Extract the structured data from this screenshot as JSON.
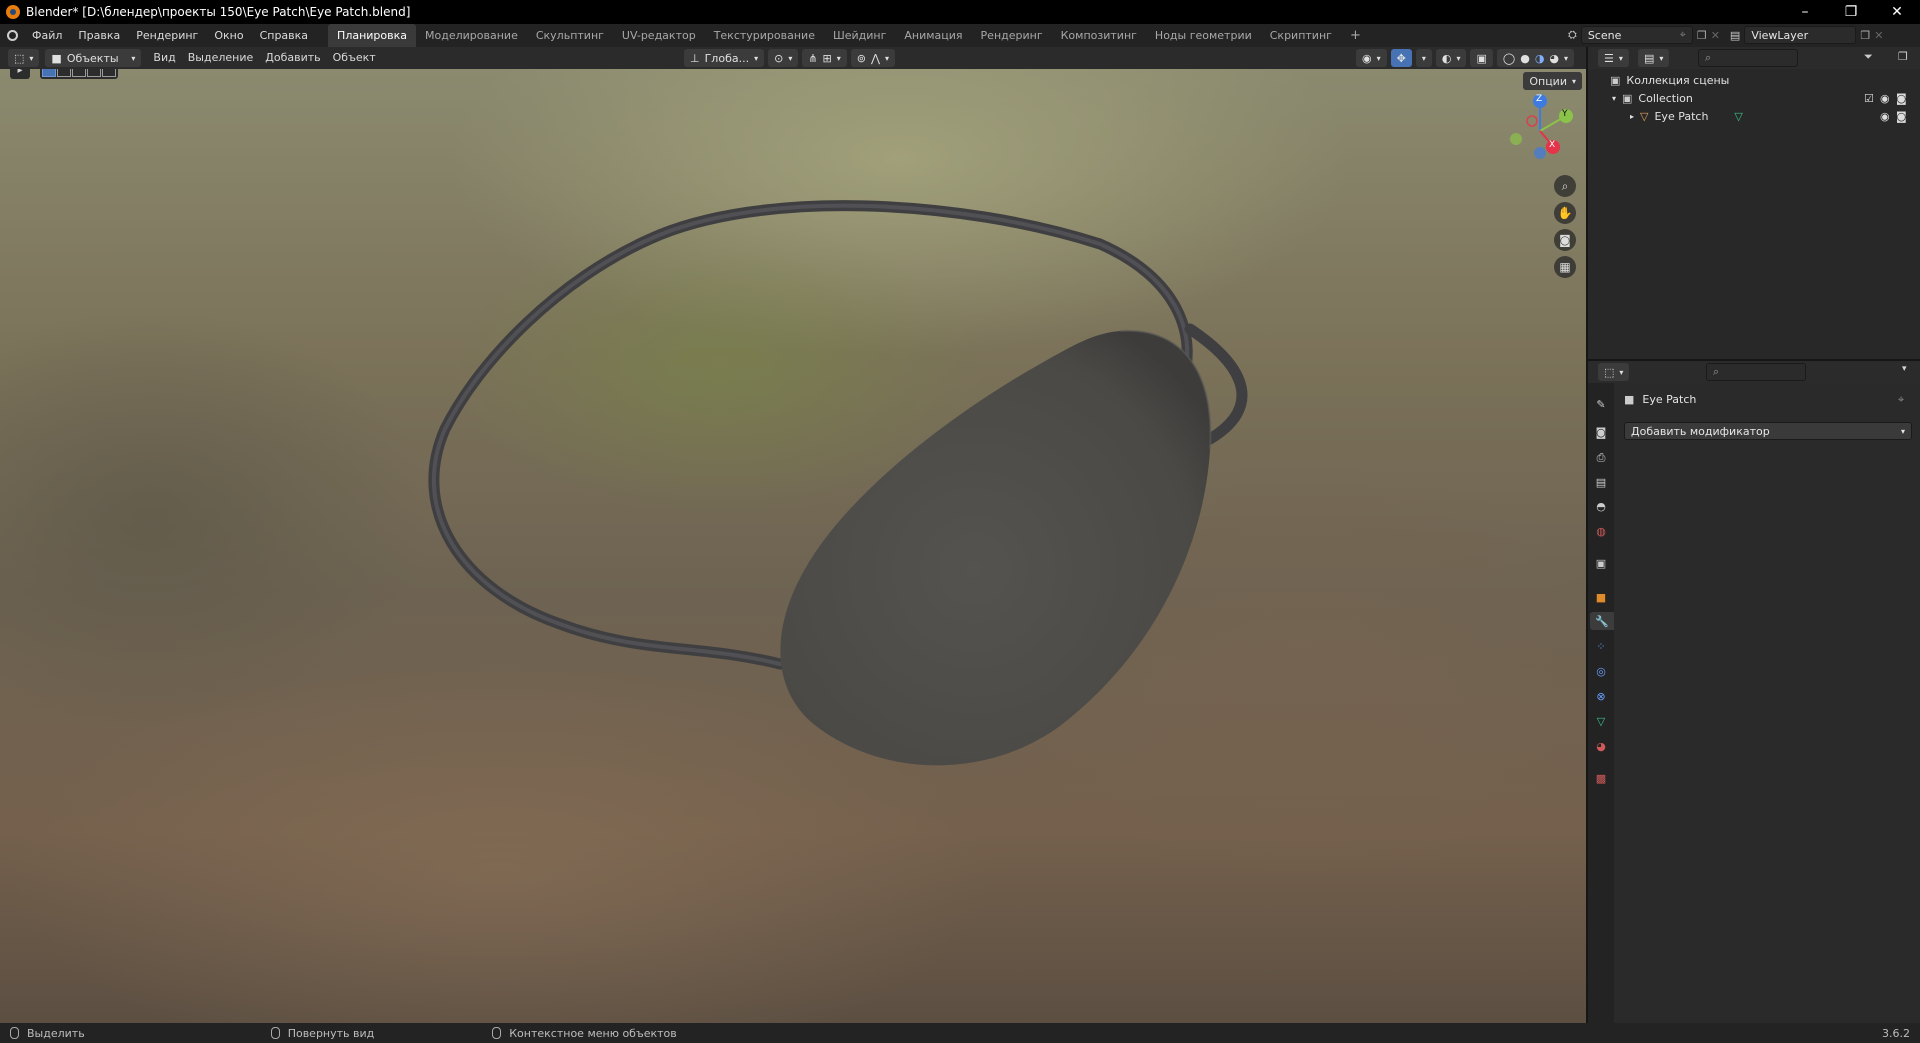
{
  "window": {
    "title": "Blender* [D:\\блендер\\проекты 150\\Eye Patch\\Eye Patch.blend]",
    "controls": [
      "–",
      "❐",
      "✕"
    ]
  },
  "menu": [
    "Файл",
    "Правка",
    "Рендеринг",
    "Окно",
    "Справка"
  ],
  "workspaces": [
    "Планировка",
    "Моделирование",
    "Скульптинг",
    "UV-редактор",
    "Текстурирование",
    "Шейдинг",
    "Анимация",
    "Рендеринг",
    "Композитинг",
    "Ноды геометрии",
    "Скриптинг",
    "+"
  ],
  "active_workspace": "Планировка",
  "scene": {
    "name": "Scene",
    "view_layer": "ViewLayer"
  },
  "viewport_header": {
    "mode": "Объекты",
    "menus": [
      "Вид",
      "Выделение",
      "Добавить",
      "Объект"
    ],
    "orientation": "Глоба...",
    "options_label": "Опции"
  },
  "gizmo": {
    "x": "X",
    "y": "Y",
    "z": "Z"
  },
  "outliner": {
    "root": "Коллекция сцены",
    "collection": "Collection",
    "object": "Eye Patch"
  },
  "properties": {
    "object_name": "Eye Patch",
    "add_modifier": "Добавить модификатор"
  },
  "statusbar": {
    "select": "Выделить",
    "rotate": "Повернуть вид",
    "context": "Контекстное меню объектов",
    "version": "3.6.2"
  },
  "colors": {
    "accent": "#4772b3",
    "axis_x": "#e5334a",
    "axis_y": "#8bc34a",
    "axis_z": "#3e7be0",
    "object": "#4d4c4a"
  }
}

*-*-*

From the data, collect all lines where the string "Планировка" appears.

■ ANSWER SPACE ■
    "Планировка",
  "active_workspace": "Планировка",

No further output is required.